"We were optimistic to see more students entering this school year, but, unfortunately, the kids didn't return," said Centennial's director of business and operations department, Paul Southerton. "It was somewhat unexpected, but we managed to take care of what that means financially."
Centennial's saw a 190-student drop in enrollment coming into the 2021-22 school year. Despite loss, this year's decline is significantly better than then the previous year's enrollment drops during the heart of the pandemic.
The district also is estimated to see enrollment stay relatively flat for next year. "Next we are expecting to see flat enrollment, which is great because we have been declining for four years," Southerton said. "We are hoping it will stabilize even more moving forward."
Southerton said that state allocated funding for schools is where the real financial challenge comes from this year.
"The biggest challenge is that state funding doesn't match the increase of our expenses," Southerton said. "We are expecting a 1% school increase, but we are expecting our costs to increase to 5-6%. Those costs will mostly come from an increase in the cost-of-living for students and staff."

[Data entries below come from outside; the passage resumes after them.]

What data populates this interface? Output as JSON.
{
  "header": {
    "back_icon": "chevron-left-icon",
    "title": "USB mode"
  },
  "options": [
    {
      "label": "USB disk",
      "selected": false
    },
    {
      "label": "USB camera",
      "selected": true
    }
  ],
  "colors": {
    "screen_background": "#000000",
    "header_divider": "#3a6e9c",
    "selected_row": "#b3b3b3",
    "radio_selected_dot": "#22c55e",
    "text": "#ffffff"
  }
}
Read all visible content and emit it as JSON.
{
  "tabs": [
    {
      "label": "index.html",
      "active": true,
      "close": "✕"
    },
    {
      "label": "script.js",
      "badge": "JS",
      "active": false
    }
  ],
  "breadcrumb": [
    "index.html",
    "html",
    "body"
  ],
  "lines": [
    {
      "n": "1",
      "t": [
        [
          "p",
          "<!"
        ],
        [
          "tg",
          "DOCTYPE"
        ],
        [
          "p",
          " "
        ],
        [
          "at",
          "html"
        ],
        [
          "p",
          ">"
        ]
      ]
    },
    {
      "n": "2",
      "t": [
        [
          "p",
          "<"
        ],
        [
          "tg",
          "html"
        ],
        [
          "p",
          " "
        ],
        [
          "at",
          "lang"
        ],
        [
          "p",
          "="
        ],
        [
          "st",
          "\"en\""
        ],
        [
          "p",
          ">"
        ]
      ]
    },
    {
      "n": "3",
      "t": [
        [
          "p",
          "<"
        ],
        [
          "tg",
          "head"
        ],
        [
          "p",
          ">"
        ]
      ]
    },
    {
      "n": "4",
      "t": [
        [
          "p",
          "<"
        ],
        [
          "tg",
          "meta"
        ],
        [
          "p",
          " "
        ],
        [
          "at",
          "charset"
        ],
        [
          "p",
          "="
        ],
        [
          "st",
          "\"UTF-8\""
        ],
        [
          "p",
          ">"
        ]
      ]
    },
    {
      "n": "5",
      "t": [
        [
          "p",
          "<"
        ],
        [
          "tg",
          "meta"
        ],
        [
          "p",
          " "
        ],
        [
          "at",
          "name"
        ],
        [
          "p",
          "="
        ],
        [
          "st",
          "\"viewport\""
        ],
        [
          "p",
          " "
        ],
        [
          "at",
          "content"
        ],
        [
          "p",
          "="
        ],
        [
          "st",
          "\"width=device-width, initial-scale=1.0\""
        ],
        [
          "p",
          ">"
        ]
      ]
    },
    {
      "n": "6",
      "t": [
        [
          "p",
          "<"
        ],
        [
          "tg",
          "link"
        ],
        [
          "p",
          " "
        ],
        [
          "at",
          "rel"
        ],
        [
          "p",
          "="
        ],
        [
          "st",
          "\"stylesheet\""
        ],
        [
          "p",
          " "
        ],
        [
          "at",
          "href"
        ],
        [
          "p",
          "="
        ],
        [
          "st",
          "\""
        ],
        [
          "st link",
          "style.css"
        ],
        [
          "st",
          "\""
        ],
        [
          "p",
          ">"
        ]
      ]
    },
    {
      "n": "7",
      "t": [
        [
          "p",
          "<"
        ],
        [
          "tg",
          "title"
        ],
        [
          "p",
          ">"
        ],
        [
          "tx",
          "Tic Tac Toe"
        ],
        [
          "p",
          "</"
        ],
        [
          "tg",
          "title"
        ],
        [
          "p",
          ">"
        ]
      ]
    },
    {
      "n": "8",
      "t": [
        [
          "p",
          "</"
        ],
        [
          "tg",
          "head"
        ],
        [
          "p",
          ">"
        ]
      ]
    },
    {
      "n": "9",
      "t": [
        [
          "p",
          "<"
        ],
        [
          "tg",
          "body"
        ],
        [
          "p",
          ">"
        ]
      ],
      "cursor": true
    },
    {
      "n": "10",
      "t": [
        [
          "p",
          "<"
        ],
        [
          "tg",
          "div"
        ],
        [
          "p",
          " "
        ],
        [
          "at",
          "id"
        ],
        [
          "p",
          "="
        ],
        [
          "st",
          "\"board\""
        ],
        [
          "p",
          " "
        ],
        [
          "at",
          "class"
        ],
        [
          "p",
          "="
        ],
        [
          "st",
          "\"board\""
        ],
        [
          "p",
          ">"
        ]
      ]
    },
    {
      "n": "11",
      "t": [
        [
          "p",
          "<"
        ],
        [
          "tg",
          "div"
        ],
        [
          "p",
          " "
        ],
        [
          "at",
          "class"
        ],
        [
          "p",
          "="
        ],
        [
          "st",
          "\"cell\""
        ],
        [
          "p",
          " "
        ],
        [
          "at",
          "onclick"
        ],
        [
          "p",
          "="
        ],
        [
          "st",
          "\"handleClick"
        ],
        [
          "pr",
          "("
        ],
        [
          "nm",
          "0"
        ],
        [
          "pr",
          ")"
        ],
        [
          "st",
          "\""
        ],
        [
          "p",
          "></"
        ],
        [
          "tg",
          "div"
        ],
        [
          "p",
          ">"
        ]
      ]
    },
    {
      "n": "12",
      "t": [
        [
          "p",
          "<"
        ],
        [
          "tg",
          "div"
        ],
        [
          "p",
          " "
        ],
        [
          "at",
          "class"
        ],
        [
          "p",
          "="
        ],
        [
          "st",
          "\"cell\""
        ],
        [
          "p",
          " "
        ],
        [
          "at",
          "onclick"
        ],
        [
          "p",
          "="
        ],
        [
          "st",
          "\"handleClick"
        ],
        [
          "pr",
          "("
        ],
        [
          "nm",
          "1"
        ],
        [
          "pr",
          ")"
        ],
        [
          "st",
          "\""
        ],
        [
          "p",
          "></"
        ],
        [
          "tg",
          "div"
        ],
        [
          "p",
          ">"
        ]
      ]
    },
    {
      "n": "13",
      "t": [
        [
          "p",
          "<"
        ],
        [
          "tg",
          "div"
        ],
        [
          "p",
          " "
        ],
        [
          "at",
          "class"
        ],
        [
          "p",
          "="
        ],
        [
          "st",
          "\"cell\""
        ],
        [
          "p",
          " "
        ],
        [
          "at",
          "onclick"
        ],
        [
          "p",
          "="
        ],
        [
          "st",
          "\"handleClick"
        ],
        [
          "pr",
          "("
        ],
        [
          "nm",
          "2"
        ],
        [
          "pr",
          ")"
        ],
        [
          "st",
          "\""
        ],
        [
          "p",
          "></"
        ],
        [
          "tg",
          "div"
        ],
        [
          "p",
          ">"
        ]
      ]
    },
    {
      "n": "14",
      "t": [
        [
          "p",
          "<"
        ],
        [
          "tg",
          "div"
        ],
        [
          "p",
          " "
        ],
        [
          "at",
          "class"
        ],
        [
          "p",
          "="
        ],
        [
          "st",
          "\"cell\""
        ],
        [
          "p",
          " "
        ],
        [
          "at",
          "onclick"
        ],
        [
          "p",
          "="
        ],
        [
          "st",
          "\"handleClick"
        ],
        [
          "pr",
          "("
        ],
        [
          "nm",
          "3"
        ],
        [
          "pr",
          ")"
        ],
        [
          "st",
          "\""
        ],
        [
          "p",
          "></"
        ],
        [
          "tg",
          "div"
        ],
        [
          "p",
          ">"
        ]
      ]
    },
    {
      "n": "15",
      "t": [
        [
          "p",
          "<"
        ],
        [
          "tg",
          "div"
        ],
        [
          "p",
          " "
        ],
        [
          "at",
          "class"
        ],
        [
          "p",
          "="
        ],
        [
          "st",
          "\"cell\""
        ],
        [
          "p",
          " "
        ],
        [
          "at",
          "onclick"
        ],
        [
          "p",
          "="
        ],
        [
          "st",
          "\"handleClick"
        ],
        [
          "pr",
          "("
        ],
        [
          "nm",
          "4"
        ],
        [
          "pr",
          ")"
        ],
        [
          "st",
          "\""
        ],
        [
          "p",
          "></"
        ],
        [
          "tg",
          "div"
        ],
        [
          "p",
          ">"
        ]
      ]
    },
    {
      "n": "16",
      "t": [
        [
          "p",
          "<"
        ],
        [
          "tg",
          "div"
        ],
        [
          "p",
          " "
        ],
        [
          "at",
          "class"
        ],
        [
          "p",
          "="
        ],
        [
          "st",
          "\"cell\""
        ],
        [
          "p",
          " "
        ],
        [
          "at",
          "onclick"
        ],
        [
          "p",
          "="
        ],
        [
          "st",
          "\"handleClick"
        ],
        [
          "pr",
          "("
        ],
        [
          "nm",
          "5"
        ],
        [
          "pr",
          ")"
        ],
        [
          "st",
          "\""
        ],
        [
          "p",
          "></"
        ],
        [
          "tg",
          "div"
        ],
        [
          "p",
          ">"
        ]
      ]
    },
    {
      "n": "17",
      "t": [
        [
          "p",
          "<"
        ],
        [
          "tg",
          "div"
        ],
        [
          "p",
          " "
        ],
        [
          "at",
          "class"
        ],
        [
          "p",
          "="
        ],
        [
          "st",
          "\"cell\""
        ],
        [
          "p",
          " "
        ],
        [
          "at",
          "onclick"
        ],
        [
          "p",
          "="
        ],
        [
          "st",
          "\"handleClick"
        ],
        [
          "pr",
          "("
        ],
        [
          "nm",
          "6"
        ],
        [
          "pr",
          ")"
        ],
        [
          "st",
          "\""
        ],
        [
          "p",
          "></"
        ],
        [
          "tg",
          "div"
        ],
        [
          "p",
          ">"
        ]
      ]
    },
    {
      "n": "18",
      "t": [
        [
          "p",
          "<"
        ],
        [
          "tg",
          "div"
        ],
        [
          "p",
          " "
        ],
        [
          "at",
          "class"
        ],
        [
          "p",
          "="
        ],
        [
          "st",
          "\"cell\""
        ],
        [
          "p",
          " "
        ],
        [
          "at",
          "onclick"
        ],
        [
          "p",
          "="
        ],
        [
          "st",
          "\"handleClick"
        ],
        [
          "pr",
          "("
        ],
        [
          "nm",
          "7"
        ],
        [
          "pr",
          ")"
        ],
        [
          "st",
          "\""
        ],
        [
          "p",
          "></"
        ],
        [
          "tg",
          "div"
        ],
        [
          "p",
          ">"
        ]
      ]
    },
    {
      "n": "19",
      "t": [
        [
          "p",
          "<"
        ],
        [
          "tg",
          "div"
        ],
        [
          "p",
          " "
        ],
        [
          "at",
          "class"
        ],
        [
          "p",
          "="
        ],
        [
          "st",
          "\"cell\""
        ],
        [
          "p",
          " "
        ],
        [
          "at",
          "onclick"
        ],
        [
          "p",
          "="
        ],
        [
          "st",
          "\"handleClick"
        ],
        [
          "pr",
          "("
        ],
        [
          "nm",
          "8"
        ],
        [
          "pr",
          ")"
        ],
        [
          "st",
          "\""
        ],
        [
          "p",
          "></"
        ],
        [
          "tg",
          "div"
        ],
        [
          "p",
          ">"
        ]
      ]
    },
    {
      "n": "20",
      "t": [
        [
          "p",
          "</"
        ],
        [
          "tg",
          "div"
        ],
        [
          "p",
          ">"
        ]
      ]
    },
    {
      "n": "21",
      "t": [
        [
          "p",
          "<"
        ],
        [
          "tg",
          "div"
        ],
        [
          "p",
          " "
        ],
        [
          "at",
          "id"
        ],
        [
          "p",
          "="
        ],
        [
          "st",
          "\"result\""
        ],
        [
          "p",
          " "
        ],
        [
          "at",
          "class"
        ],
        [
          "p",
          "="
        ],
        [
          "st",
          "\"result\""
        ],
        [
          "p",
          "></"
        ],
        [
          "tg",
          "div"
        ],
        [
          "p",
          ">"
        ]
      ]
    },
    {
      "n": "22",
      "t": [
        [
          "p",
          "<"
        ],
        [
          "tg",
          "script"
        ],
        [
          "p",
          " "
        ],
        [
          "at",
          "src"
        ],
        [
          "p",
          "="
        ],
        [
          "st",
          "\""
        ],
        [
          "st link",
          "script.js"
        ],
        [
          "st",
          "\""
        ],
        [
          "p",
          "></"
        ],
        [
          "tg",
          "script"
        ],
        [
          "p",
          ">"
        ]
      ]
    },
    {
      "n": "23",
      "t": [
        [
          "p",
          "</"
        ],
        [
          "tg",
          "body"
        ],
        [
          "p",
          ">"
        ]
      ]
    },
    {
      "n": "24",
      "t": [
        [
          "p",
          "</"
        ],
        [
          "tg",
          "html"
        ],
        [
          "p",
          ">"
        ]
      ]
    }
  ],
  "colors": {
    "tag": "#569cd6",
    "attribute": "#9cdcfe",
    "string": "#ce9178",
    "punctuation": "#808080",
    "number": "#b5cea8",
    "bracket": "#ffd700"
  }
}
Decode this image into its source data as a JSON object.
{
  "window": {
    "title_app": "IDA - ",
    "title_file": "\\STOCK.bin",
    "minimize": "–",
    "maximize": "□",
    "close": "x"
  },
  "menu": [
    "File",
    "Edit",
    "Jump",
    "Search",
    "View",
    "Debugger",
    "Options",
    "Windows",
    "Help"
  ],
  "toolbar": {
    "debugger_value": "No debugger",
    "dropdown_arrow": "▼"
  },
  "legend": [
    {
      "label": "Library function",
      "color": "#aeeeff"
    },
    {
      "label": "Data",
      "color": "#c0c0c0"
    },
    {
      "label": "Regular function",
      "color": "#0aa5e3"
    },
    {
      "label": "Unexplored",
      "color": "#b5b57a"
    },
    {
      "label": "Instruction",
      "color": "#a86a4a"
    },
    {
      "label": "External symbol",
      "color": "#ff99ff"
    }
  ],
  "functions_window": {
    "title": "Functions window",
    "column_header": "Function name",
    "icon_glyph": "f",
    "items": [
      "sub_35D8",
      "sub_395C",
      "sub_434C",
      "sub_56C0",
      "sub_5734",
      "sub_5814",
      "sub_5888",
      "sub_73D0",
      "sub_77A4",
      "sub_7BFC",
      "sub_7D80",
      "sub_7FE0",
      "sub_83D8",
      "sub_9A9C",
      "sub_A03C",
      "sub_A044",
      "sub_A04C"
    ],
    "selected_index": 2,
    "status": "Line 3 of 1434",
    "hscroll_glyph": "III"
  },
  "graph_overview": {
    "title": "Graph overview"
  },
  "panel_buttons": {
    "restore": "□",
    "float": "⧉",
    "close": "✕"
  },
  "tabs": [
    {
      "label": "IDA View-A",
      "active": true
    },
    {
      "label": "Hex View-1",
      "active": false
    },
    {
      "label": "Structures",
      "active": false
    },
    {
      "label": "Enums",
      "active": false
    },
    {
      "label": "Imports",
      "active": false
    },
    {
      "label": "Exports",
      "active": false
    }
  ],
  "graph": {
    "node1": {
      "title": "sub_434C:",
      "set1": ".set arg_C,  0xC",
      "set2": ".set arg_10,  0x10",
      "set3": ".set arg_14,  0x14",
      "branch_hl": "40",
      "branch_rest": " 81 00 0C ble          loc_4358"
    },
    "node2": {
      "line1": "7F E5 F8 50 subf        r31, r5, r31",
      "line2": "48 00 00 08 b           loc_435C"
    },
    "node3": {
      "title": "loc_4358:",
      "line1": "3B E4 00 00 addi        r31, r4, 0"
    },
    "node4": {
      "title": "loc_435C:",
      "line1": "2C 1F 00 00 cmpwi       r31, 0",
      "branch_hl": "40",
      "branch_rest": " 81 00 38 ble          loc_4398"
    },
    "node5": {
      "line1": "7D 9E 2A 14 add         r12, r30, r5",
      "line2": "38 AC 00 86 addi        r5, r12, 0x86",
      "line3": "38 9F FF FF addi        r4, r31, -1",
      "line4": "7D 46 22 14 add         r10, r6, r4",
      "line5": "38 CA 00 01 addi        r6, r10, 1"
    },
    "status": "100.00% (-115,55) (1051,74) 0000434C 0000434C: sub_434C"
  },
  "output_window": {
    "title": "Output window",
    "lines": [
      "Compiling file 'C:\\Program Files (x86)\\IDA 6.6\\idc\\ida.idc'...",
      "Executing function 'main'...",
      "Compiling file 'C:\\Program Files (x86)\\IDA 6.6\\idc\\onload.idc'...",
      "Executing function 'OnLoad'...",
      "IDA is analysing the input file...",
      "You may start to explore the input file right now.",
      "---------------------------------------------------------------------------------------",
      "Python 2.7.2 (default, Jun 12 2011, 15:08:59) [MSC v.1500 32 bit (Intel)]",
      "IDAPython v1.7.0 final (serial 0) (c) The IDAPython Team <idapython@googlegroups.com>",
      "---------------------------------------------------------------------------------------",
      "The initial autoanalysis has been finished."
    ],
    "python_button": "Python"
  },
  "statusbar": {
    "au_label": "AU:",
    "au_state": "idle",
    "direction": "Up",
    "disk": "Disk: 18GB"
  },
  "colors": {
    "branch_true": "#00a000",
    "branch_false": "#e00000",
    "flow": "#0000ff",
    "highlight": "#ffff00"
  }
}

To address the gap the district will be assessing its assets with using a zero-based budgeting approach.
"It is a very robust process that looks at everything," Southerton said. "It is a more in-depth process that allows us to make more accurate budgeting plans."
With many improvements happening throughout the district, Southerton said that he is optimistic that those cosmetic and structural additions and improvements will help encourage families to stay within the district.
"Just anecdotally, I have heard a lot of positivity things from our families about the work being done and have seen a lot of interest," Southerton said.
Although positive in the district's outlook, Southerton does acknowledge some of its shortcomings and places for improvement. Like many school districts, elementary enrollment was the hardest hit when it came to decline. Centennial elementary schools had the most dramatic drops in enrollment within the district. Oliver Elementary School lost 67 students, while Patrick Lynch Elementary had a drop of 70 students.
"There are many reasons that have kept younger students out of school," said Southerton. "For many families it is fear of safety and health. With our emergency funds, we have been enhancing health resources including improvements to ventilation."
Southerton also said that resources and funding will go into more co-curricular activities for students to stay engaged with their schools. Some of those co-curricular activities include bringing back middle school sports and middle school student government.
You count on us to stay informed and we depend on you to fund our efforts. Quality local journalism takes time and money. Please support us to protect the future of community journalism.